The Legend EVO is no slouch in the technical department; akin to the LX SE, I think its imaging performance is what stands out most to me. There are a number of IEMs that beat the Legend EVO in the layering department (here I refer to the incisiveness of instrument positioning and a general sense of deconstructing nuance in busy tracks) at cheaper price points; the Symphonium Helios and the ThieAudio Monarch MKII come to mind. But structural definition of the Legend EVO's stage is strong with a good sense of encompassing the listener in a 3D bubble of sorts. Combined with the slightly diffused quality to the midrange, on something like Youhna's "How U doing" for example, I find the Legend EVO to eclipse the aforementioned IEMs for a sense of soundstage ambiance. Needless to say that the Legend EVO puts on an impressive display given just how much bass it's packing.
As for whether the Legend EVO's actually better than the LX SE for imaging, I'd say it's more along the lines of "just different". Something I do think is an improvement is dynamics, though.

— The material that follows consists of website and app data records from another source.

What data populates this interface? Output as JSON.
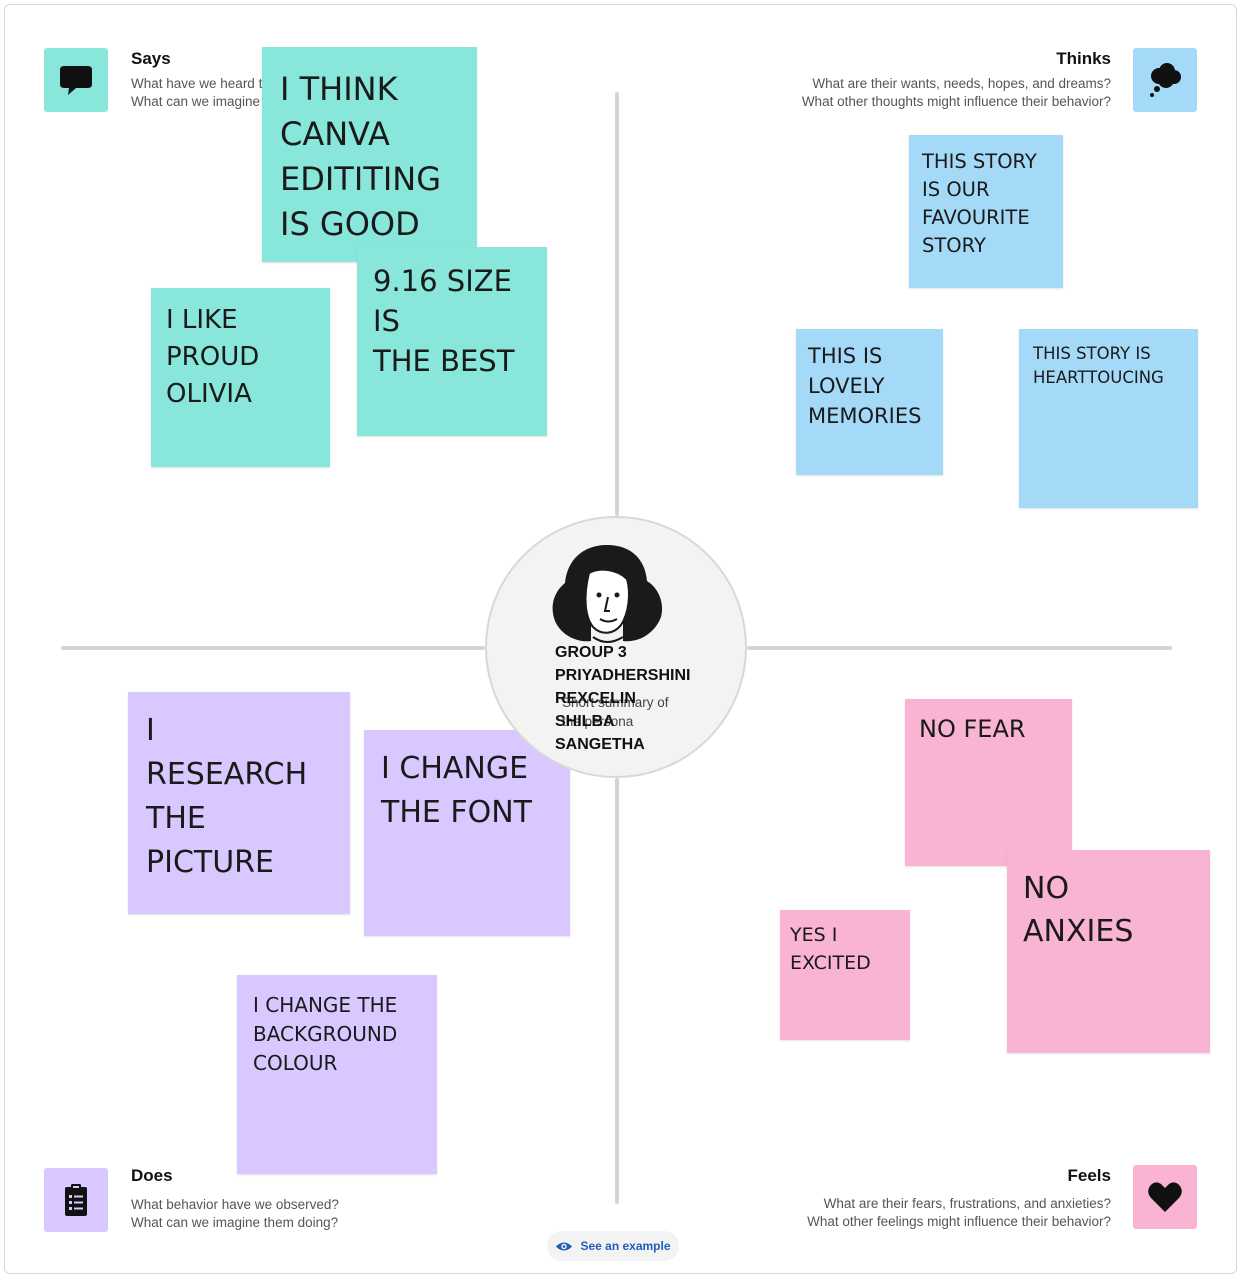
{
  "quadrants": {
    "says": {
      "title": "Says",
      "sub1": "What have we heard them say?",
      "sub2": "What can we imagine them saying?",
      "icon": "speech-bubble-icon",
      "color": "#88e6da"
    },
    "thinks": {
      "title": "Thinks",
      "sub1": "What are their wants, needs, hopes, and dreams?",
      "sub2": "What other thoughts might influence their behavior?",
      "icon": "thought-cloud-icon",
      "color": "#a4daf8"
    },
    "does": {
      "title": "Does",
      "sub1": "What behavior have we observed?",
      "sub2": "What can we imagine them doing?",
      "icon": "clipboard-icon",
      "color": "#d8c8ff"
    },
    "feels": {
      "title": "Feels",
      "sub1": "What are their fears, frustrations, and anxieties?",
      "sub2": "What other feelings might influence their behavior?",
      "icon": "heart-icon",
      "color": "#fab4d3"
    }
  },
  "notes": {
    "says": [
      {
        "lines": [
          "I THINK",
          "CANVA",
          "EDITITING",
          "IS GOOD"
        ]
      },
      {
        "lines": [
          "9.16 SIZE IS",
          "THE BEST"
        ]
      },
      {
        "lines": [
          "I LIKE",
          "PROUD",
          "OLIVIA"
        ]
      }
    ],
    "thinks": [
      {
        "lines": [
          "THIS STORY",
          "IS OUR",
          "FAVOURITE",
          "STORY"
        ]
      },
      {
        "lines": [
          "THIS IS",
          "LOVELY",
          "MEMORIES"
        ]
      },
      {
        "lines": [
          "THIS STORY IS",
          "HEARTTOUCING"
        ]
      }
    ],
    "does": [
      {
        "lines": [
          "I",
          "RESEARCH",
          "THE",
          "PICTURE"
        ]
      },
      {
        "lines": [
          "I CHANGE",
          "THE FONT"
        ]
      },
      {
        "lines": [
          "I CHANGE THE",
          "BACKGROUND",
          "COLOUR"
        ]
      }
    ],
    "feels": [
      {
        "lines": [
          "NO FEAR"
        ]
      },
      {
        "lines": [
          "NO",
          "ANXIES"
        ]
      },
      {
        "lines": [
          "YES I",
          "EXCITED"
        ]
      }
    ]
  },
  "persona": {
    "names": [
      "GROUP 3",
      "PRIYADHERSHINI",
      "REXCELIN",
      "SHILBA",
      "SANGETHA"
    ],
    "summary": "Short summary of the persona",
    "avatar_icon": "persona-avatar-icon"
  },
  "example_button": {
    "label": "See an example",
    "icon": "eye-icon",
    "color": "#1f5fb8"
  }
}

The LX SE had an obvious issue with which it sounded overly loud, and generally just plain flat, on more dynamic music such as the orchestral version of Yiruma's "River Flows in You" and the steady rise in volume from 2:25 to 3:34. I still don't think the Legend EVO is necessarily great for sheer contrast, but it sounds a little more tactful and heavy to the way it approaches dynamic swings.

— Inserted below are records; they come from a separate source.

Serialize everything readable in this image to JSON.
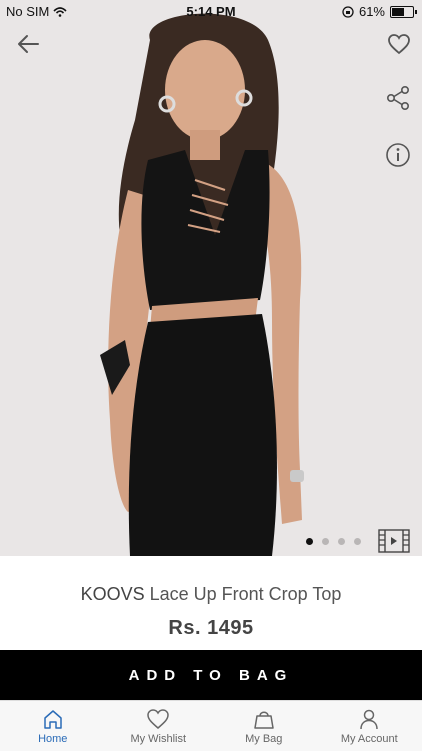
{
  "status_bar": {
    "carrier": "No SIM",
    "time": "5:14 PM",
    "battery": "61%",
    "battery_level": 0.61
  },
  "header": {
    "back_icon": "arrow-left-icon",
    "wishlist_icon": "heart-icon",
    "share_icon": "share-icon",
    "info_icon": "info-icon"
  },
  "gallery": {
    "image_count": 4,
    "active_index": 0,
    "video_icon": "film-icon"
  },
  "product": {
    "brand": "KOOVS",
    "name": "Lace Up Front Crop Top",
    "price": "Rs. 1495"
  },
  "actions": {
    "add_to_bag": "ADD TO BAG"
  },
  "tabs": [
    {
      "label": "Home",
      "icon": "home-icon",
      "active": true
    },
    {
      "label": "My Wishlist",
      "icon": "heart-icon",
      "active": false
    },
    {
      "label": "My Bag",
      "icon": "bag-icon",
      "active": false
    },
    {
      "label": "My Account",
      "icon": "user-icon",
      "active": false
    }
  ],
  "colors": {
    "accent": "#2a6bb7",
    "button_bg": "#000000",
    "photo_bg": "#e9e6e6"
  }
}
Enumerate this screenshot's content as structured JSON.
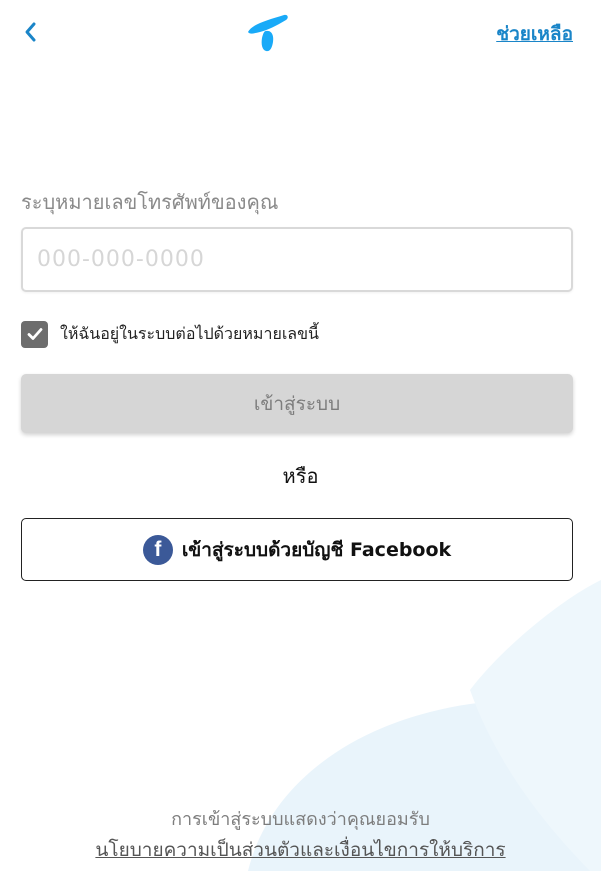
{
  "colors": {
    "brand_blue": "#1a85c8",
    "facebook_blue": "#3b5998",
    "disabled_button": "#d6d6d6",
    "checkbox": "#6d6d6d"
  },
  "header": {
    "back_icon": "chevron-left-icon",
    "logo_icon": "telenor-logo-icon",
    "help_label": "ช่วยเหลือ"
  },
  "form": {
    "phone_label": "ระบุหมายเลขโทรศัพท์ของคุณ",
    "phone_placeholder": "000-000-0000",
    "phone_value": "",
    "remember_checked": true,
    "remember_label": "ให้ฉันอยู่ในระบบต่อไปด้วยหมายเลขนี้",
    "login_label": "เข้าสู่ระบบ"
  },
  "divider": {
    "or_label": "หรือ"
  },
  "social": {
    "facebook_icon": "facebook-icon",
    "facebook_glyph": "f",
    "facebook_label": "เข้าสู่ระบบด้วยบัญชี Facebook"
  },
  "footer": {
    "consent_text": "การเข้าสู่ระบบแสดงว่าคุณยอมรับ",
    "policy_link": "นโยบายความเป็นส่วนตัวและเงื่อนไขการให้บริการ"
  }
}
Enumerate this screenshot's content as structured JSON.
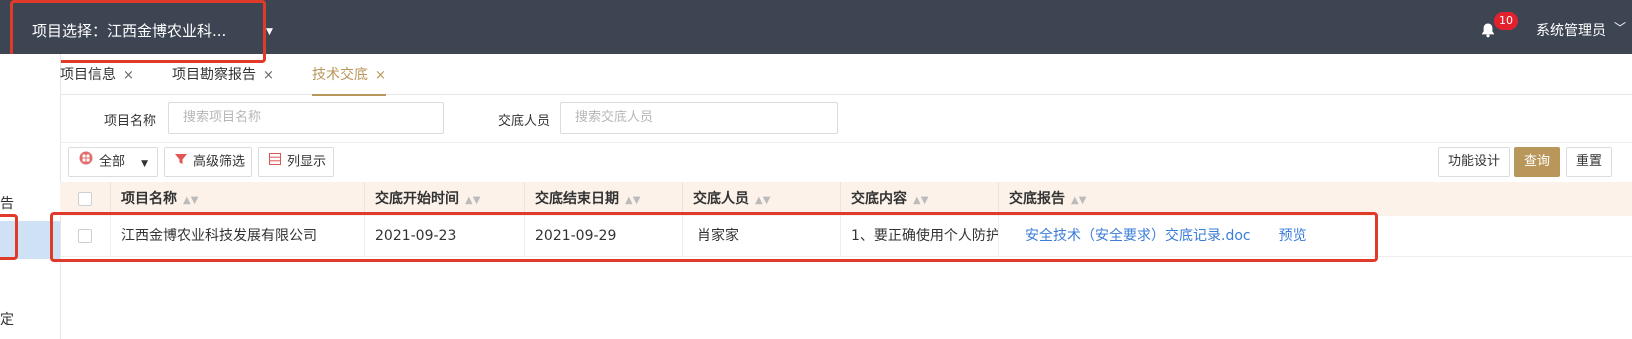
{
  "header": {
    "project_select": "项目选择：江西金博农业科...",
    "notification_count": "10",
    "user": "系统管理员"
  },
  "sidebar": {
    "item_partial_1": "告",
    "item_partial_2": "定"
  },
  "tabs": [
    {
      "label": "项目信息",
      "active": false
    },
    {
      "label": "项目勘察报告",
      "active": false
    },
    {
      "label": "技术交底",
      "active": true
    }
  ],
  "tab_close": "×",
  "filters": {
    "project_name_label": "项目名称",
    "project_name_placeholder": "搜索项目名称",
    "person_label": "交底人员",
    "person_placeholder": "搜索交底人员"
  },
  "toolbar": {
    "all_label": "全部",
    "advanced_filter": "高级筛选",
    "columns_display": "列显示",
    "function_design": "功能设计",
    "query": "查询",
    "reset": "重置"
  },
  "table": {
    "columns": [
      "项目名称",
      "交底开始时间",
      "交底结束日期",
      "交底人员",
      "交底内容",
      "交底报告"
    ],
    "rows": [
      {
        "project": "江西金博农业科技发展有限公司",
        "start": "2021-09-23",
        "end": "2021-09-29",
        "person": "肖家家",
        "content": "1、要正确使用个人防护",
        "report": "安全技术（安全要求）交底记录.doc",
        "preview": "预览"
      }
    ]
  },
  "colors": {
    "header_bg": "#3d4553",
    "accent": "#b9965a",
    "link": "#3b7dd8",
    "highlight": "#e03a2a"
  }
}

The Bottom Line
The Legend EVO improves upon the LX SE with a slightly more mature, impactful presentation while largely maintaining the character I've come to associate with Empire Ear's IEMs. But it's also come at a hefty price - literally. At $3100, the Legend EVO is just shy of Odin pricing and there are the usual tuning expectations that come with the territory. I find 64A's Tia Trio, for example, to present a higher level of tuning competency for this type of colored sound. You might see why, not unlike in my review of the LX SE, I'm presented with a similar dilemma:
I can’t possibly say “Go buy this IEM”. I just can’t. The [Legend EVO] is also not balanced enough for me to consider it a straight recommendation for most listeners; from inception, it presents a niche sound that only the most ardent of party animals would seek to daily drive.
Of course, to a certain extent, that's the Legend EVO's strength. If you're after this type of sound and the effect of the new bone conduction driver, you're not going to find it elsewhere. It's just that - again - you're going to have to pay a hefty premium. Personally, at this price, I think the Odin would remain my choice if I could only have one IEM from Empire Ear's lineup, but I also wouldn't say no to adding a Legend EVO to the stable if money were no expense.